some assumptions about cost and security are being made, the energy savings driver is likely
to be key, especially for the new server farms that are driving “cloud computing” similar to
Google. Recent estimates suggest that these massive collections of computers will represent
5% of world electricity demand by 2010. Canadian virtualization companies like Platespin (#2
ranked Deloitte Technology Fast 50 award winner in 2007) are helping transform server farm
power hogs into energy sipping piglets.
5. The living room moves closer to being Public Enemy Number One: media aren’t just
reporting on environmental problems, they are contributing to them too

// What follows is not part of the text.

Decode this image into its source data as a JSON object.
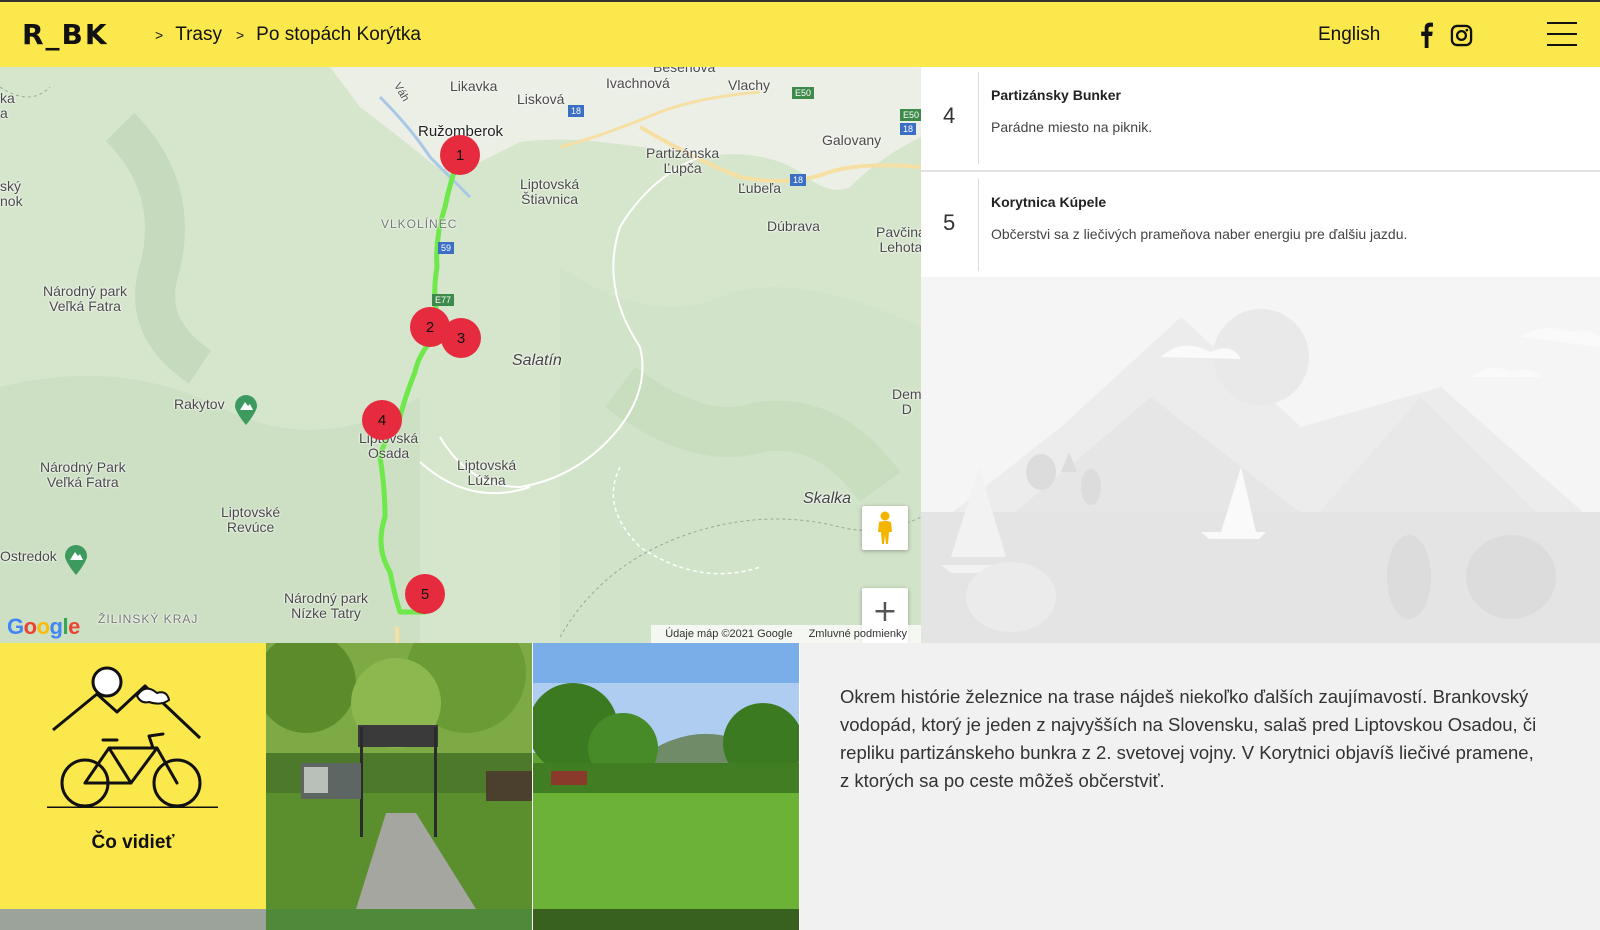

You can now destroy the planet without leaving home
In our guiltier moments, we all know that driving SUVs, filling the stratosphere with jet pollution and not recycling makes us environmental sinners. Instead, we figured that sitting in our living rooms with the thermostat turned down while we watched hockey was an environmentally friendly activity. We may, however, want to check the math before counting on David Suzuki’s blessings. Consumer electronics now use 15% of household electricity consumption, up from 5% in 1980. And forecasts say that number could reach 50% by 2020.
Giant screens, especially plasma, use two to four times more power than CRT TVs. And dozens
of other household devices are using up energy, even when we think they are in standby mode. When they say protecting the environment begins at home, that has to include home entertainment. Look for 2008 to bring in more power efficient home media devices, including
ones that that have “real” off switches.